By Pam Martens and Russ Martens: June 17, 2021 ~
On May 26 Bloomberg News reported that the U.S. Department of Justice had opened an investigation into Archegos Capital Management and its bank lenders. Archegos is the family office hedge fund that had blown up in late March, causing a total of more than $10 billion in losses to mega banks including Credit Suisse, UBS, Morgan Stanley and others.
Archegos had obtained leverage of as much as 85 percent on its heavily-concentrated stock trades from some of its banks, in brazen violation of the Federal Reserve’s Regulation T which sets margin for stock trading at a maximum of 50 percent on opening trades. In addition, the banks were holding the stocks in their own names (while shifting losses and gains to Archegos under a derivatives contract called a swap) thus denying the public the knowledge of the true owners of these stock positions under 13F public filings with the SEC.
This kind of tricked-up derivative contract accomplished two other things as well: it allowed the banks to avoid the Volcker Rule that bans them from owning a hedge fund while still letting them loan out their balance sheet to a hedge fund and collect lucrative fees along the way. It also allowed the banks to ignore their own internal broker-dealer rules on making margin loans against concentrated stock positions. There is also the riveting question as to just who was paying the capital gains taxes on these stock trades. (See Did Archegos, Like Renaissance Hedge Fund, Avoid Billions in U.S. Tax Payments through a Scheme with the Banks?)

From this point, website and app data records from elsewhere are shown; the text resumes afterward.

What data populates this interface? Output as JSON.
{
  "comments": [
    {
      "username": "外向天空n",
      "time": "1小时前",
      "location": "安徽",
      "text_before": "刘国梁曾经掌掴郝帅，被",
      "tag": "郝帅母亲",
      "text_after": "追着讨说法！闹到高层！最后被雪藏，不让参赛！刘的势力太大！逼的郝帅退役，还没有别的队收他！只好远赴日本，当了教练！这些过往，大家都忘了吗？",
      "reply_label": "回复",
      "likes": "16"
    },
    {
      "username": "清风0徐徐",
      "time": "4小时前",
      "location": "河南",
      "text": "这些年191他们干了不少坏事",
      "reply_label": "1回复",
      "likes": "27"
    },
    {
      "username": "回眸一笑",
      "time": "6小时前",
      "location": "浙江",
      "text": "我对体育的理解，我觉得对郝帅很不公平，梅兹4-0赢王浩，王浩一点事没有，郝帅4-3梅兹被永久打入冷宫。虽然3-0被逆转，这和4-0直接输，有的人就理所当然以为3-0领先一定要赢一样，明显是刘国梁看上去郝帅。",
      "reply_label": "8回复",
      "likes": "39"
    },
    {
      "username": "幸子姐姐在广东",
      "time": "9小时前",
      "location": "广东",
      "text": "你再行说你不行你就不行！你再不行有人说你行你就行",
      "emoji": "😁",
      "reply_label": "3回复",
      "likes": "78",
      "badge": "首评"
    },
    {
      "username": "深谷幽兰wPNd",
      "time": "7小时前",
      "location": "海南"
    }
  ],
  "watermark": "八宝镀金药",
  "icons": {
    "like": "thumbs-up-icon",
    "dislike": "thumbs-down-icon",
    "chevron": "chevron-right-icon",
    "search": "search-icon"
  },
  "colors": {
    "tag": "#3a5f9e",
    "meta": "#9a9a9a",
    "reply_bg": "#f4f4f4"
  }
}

In late March, when Archegos couldn’t meet its margin calls with the banks, the banks had to panic sell the stocks they were holding, pushing down the prices of the stocks in some cases by as much as 50 percent.
According to reporting in the New York Times, Archegos owned “$20 billion in shares of ViacomCBS,” which made this obscure hedge fund the single largest institutional shareholder of the company, which is a component of the S&P 500 Index. But this information was unknown to public investors because the banks were reporting ownership of these shares on their own 13F filings with the SEC.
The U.S. Department of Justice can bring criminal prosecutions while the Securities and Exchange Commission can bring only civil cases. Thus, when the Justice Department gets involved, traders pay attention on Wall Street. That’s been particularly true since September 16, 2019 when the Justice Department criminally charged two current and one former trader at JPMorgan Chase with turning the precious metals desk of the bank into a racketeering enterprise. The RICO statute, which was used in charging the traders for the first time that anyone can remember, can land a person in prison for as long as 20 years. RICO has been typically used to charge organized crime figures.
It strikes us as perhaps more than a coincidence that less than three weeks after the news broke that the Justice Department was investigating the structure of trading between Archegos and the banks that three of the biggest banks on Wall Street have announced that trading revenues are going to be down substantially in the second quarter.
The most dire prediction thus far comes from Jamie Dimon, Chairman and CEO of JPMorgan Chase, the bank whose traders have been charged under the RICO statute. Dimon indicated at a virtual Morgan Stanley conference on Monday that he expects trading revenues to plunge by approximately 38 percent year-over-year.
Speaking at the same conference, Citigroup’s CFO, Mark Mason, indicated that it’s likely that the bank could see a decline of around 30 percent in trading revenues versus the second quarter of 2020.
Morgan Stanley, which has acknowledged its role in lending to Archegos and said earlier that it would take a $911 million loss from the debacle, also indicated at the conference through its CEO James Gorman that it will experience a slowdown in trading revenues, particularly in fixed income (bond trading).
The trading slowdown and/or Justice Department investigation is already showing in the banks’ stock prices. Citigroup has taken the worst hit this month, falling by an eyebrow-raising 3.2 percent just yesterday versus a decline in the S&P 500 Index of just 0.54 percent.
Citigroup opened for trading on June 1 at a share price of $79.49. It closed yesterday at $71.46 for a decline thus far in June of 10.10 percent. That’s not a good trend for a bank whose share price is still 76 percent lower than it was at the end of 2007. Citigroup received the largest bailout in U.S. history during and after the 2008 Wall Street crash. Its stock traded at 99 cents in early 2009. To dress up its share price, Citigroup did a 1-for-10 reverse stock split on May 9, 2011, leaving shareholders with 1 share for each 10 shares previously held while window-dressing its trading price in the market.
Curiously, despite Dimon’s perpetual talk of his bank’s “fortress balance sheet,” JPMorgan Chase is the second worst performing bank stock so far this month among the Big Five. (See chart above.)